**WHAT YOU NEED TO DO:**
For each line below, print it again exactly as shown.

* * * * * * * * *

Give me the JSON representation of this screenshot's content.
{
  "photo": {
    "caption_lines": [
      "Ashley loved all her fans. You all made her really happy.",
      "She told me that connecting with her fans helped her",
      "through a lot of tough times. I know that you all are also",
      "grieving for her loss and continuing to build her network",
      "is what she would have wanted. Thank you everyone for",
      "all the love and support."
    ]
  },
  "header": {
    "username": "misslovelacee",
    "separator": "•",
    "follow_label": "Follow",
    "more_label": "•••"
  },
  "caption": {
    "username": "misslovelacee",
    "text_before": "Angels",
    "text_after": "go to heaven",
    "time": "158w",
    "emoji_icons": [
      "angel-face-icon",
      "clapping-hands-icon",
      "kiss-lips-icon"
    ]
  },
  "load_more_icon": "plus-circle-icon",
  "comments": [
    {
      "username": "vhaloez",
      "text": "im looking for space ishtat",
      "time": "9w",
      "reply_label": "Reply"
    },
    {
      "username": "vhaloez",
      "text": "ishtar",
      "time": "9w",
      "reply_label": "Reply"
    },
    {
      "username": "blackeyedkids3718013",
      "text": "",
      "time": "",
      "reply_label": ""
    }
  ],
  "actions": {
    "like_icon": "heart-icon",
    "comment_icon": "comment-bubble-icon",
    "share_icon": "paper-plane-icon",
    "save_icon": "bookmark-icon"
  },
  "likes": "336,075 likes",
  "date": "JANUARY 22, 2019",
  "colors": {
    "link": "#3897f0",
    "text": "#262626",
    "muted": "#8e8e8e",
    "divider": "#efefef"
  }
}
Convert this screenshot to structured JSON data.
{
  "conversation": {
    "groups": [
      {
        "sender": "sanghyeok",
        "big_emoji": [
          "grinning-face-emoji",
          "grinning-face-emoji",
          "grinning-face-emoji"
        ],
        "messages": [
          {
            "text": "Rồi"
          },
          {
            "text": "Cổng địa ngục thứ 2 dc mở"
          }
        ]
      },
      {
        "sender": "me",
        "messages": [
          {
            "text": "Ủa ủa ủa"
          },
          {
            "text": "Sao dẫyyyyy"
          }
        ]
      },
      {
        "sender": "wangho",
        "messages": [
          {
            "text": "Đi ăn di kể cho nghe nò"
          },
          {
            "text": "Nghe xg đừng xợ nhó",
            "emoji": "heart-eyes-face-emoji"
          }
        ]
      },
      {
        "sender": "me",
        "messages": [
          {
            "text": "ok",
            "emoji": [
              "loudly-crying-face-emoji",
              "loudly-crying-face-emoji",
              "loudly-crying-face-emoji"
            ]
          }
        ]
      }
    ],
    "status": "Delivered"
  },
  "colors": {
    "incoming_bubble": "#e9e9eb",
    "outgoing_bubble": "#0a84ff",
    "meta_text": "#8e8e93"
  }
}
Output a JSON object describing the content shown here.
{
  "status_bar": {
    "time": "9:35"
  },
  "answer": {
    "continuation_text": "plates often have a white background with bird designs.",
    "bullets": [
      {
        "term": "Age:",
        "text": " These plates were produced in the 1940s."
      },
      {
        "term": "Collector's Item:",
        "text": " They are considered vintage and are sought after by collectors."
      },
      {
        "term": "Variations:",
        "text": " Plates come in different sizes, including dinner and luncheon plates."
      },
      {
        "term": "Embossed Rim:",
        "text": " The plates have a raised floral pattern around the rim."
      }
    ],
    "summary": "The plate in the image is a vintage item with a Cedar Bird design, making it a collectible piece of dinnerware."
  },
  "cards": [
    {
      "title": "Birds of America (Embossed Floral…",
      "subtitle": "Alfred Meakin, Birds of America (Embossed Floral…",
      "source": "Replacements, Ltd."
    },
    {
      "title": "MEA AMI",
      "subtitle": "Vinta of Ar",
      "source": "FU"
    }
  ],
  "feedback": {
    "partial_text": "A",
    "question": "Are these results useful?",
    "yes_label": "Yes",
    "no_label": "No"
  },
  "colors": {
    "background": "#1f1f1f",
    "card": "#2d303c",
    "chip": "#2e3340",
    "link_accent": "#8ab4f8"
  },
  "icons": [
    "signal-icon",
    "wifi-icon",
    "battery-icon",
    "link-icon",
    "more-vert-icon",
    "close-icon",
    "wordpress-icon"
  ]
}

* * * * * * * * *

**WORKED SOLUTION:**
Give me the JSON representation of this screenshot's content.
{
  "photo": {
    "caption_lines": [
      "Ashley loved all her fans. You all made her really happy.",
      "She told me that connecting with her fans helped her",
      "through a lot of tough times. I know that you all are also",
      "grieving for her loss and continuing to build her network",
      "is what she would have wanted. Thank you everyone for",
      "all the love and support."
    ]
  },
  "header": {
    "username": "misslovelacee",
    "separator": "•",
    "follow_label": "Follow",
    "more_label": "•••"
  },
  "caption": {
    "username": "misslovelacee",
    "text_before": "Angels",
    "text_after": "go to heaven",
    "time": "158w",
    "emoji_icons": [
      "angel-face-icon",
      "clapping-hands-icon",
      "kiss-lips-icon"
    ]
  },
  "load_more_icon": "plus-circle-icon",
  "comments": [
    {
      "username": "vhaloez",
      "text": "im looking for space ishtat",
      "time": "9w",
      "reply_label": "Reply"
    },
    {
      "username": "vhaloez",
      "text": "ishtar",
      "time": "9w",
      "reply_label": "Reply"
    },
    {
      "username": "blackeyedkids3718013",
      "text": "",
      "time": "",
      "reply_label": ""
    }
  ],
  "actions": {
    "like_icon": "heart-icon",
    "comment_icon": "comment-bubble-icon",
    "share_icon": "paper-plane-icon",
    "save_icon": "bookmark-icon"
  },
  "likes": "336,075 likes",
  "date": "JANUARY 22, 2019",
  "colors": {
    "link": "#3897f0",
    "text": "#262626",
    "muted": "#8e8e8e",
    "divider": "#efefef"
  }
}
Convert this screenshot to structured JSON data.
{
  "conversation": {
    "groups": [
      {
        "sender": "sanghyeok",
        "big_emoji": [
          "grinning-face-emoji",
          "grinning-face-emoji",
          "grinning-face-emoji"
        ],
        "messages": [
          {
            "text": "Rồi"
          },
          {
            "text": "Cổng địa ngục thứ 2 dc mở"
          }
        ]
      },
      {
        "sender": "me",
        "messages": [
          {
            "text": "Ủa ủa ủa"
          },
          {
            "text": "Sao dẫyyyyy"
          }
        ]
      },
      {
        "sender": "wangho",
        "messages": [
          {
            "text": "Đi ăn di kể cho nghe nò"
          },
          {
            "text": "Nghe xg đừng xợ nhó",
            "emoji": "heart-eyes-face-emoji"
          }
        ]
      },
      {
        "sender": "me",
        "messages": [
          {
            "text": "ok",
            "emoji": [
              "loudly-crying-face-emoji",
              "loudly-crying-face-emoji",
              "loudly-crying-face-emoji"
            ]
          }
        ]
      }
    ],
    "status": "Delivered"
  },
  "colors": {
    "incoming_bubble": "#e9e9eb",
    "outgoing_bubble": "#0a84ff",
    "meta_text": "#8e8e93"
  }
}
Output a JSON object describing the content shown here.
{
  "status_bar": {
    "time": "9:35"
  },
  "answer": {
    "continuation_text": "plates often have a white background with bird designs.",
    "bullets": [
      {
        "term": "Age:",
        "text": " These plates were produced in the 1940s."
      },
      {
        "term": "Collector's Item:",
        "text": " They are considered vintage and are sought after by collectors."
      },
      {
        "term": "Variations:",
        "text": " Plates come in different sizes, including dinner and luncheon plates."
      },
      {
        "term": "Embossed Rim:",
        "text": " The plates have a raised floral pattern around the rim."
      }
    ],
    "summary": "The plate in the image is a vintage item with a Cedar Bird design, making it a collectible piece of dinnerware."
  },
  "cards": [
    {
      "title": "Birds of America (Embossed Floral…",
      "subtitle": "Alfred Meakin, Birds of America (Embossed Floral…",
      "source": "Replacements, Ltd."
    },
    {
      "title": "MEA AMI",
      "subtitle": "Vinta of Ar",
      "source": "FU"
    }
  ],
  "feedback": {
    "partial_text": "A",
    "question": "Are these results useful?",
    "yes_label": "Yes",
    "no_label": "No"
  },
  "colors": {
    "background": "#1f1f1f",
    "card": "#2d303c",
    "chip": "#2e3340",
    "link_accent": "#8ab4f8"
  },
  "icons": [
    "signal-icon",
    "wifi-icon",
    "battery-icon",
    "link-icon",
    "more-vert-icon",
    "close-icon",
    "wordpress-icon"
  ]
}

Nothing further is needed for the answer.